Activity:
Show each line from the records below in which the word "Trawka" occurs.

Supplied information:

------------------------------------------------

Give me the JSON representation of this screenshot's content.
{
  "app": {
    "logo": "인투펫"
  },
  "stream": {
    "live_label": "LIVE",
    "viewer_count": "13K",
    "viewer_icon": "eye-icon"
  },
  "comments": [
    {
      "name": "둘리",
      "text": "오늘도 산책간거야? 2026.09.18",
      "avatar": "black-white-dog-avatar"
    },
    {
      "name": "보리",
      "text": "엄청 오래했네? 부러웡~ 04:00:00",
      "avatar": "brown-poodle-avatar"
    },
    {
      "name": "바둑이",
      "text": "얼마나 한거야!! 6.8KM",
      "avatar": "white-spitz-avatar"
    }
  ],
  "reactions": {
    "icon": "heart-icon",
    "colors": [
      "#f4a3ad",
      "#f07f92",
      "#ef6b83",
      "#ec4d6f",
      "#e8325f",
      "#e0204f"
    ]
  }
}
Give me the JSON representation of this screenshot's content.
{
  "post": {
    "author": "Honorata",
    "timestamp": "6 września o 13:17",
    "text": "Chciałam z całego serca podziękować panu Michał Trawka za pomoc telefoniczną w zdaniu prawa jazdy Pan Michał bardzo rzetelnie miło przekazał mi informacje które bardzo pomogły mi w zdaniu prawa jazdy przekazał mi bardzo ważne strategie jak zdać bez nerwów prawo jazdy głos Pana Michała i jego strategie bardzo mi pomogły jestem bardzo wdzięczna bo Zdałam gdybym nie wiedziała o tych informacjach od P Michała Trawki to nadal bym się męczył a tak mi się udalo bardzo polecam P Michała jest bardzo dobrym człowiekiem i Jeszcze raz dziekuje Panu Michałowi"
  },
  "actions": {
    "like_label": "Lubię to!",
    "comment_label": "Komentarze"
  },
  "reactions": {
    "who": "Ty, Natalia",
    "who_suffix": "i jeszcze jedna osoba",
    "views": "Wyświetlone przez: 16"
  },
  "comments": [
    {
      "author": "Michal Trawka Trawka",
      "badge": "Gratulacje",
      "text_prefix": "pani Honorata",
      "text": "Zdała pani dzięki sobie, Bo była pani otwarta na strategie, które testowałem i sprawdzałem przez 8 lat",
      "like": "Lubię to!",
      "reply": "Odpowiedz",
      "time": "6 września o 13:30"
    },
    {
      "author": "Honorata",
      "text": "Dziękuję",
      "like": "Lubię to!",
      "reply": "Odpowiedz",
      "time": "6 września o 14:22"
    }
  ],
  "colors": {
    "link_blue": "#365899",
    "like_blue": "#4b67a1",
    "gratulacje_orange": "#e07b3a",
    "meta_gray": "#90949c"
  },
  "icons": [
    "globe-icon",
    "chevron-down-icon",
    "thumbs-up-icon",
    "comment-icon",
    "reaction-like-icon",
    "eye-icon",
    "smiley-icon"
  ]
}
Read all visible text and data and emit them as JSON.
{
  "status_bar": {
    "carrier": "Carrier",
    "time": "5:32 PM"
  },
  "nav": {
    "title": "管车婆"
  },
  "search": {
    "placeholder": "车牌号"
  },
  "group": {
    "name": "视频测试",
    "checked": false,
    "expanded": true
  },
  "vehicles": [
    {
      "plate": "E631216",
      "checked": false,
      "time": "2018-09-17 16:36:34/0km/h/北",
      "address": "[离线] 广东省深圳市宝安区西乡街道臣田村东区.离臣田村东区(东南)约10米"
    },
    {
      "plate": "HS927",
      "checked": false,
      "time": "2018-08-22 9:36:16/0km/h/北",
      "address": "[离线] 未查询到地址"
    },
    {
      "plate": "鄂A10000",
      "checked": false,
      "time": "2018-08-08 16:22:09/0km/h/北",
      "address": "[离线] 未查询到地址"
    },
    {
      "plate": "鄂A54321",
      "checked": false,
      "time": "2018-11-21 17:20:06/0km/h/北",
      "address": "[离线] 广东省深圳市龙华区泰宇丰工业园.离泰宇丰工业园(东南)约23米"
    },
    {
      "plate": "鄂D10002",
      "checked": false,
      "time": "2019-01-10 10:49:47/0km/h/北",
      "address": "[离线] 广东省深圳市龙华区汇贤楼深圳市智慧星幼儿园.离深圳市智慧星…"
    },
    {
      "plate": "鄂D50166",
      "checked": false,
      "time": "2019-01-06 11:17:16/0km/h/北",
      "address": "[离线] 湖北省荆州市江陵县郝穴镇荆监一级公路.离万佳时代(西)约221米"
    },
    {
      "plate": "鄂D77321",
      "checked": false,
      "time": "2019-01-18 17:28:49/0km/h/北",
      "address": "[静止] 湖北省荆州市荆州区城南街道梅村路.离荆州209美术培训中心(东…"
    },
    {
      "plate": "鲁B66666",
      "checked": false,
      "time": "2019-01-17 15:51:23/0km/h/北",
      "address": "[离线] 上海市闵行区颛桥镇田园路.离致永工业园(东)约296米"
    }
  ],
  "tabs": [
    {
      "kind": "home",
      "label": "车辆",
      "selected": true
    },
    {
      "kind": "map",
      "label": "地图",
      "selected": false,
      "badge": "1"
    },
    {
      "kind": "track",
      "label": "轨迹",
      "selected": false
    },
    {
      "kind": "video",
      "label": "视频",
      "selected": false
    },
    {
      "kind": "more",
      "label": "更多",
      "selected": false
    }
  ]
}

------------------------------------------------

Response to this task:
    "text": "Chciałam z całego serca podziękować panu Michał Trawka za pomoc telefoniczną w zdaniu prawa jazdy Pan Michał bardzo rzetelnie miło przekazał mi informacje które bardzo pomogły mi w zdaniu prawa jazdy przekazał mi bardzo ważne strategie jak zdać bez nerwów prawo jazdy głos Pana Michała i jego strategie bardzo mi pomogły jestem bardzo wdzięczna bo Zdałam gdybym nie wiedziała o tych informacjach od P Michała Trawki to nadal bym się męczył a tak mi się udalo bardzo polecam P Michała jest bardzo dobrym człowiekiem i Jeszcze raz dziekuje Panu Michałowi"
      "author": "Michal Trawka Trawka",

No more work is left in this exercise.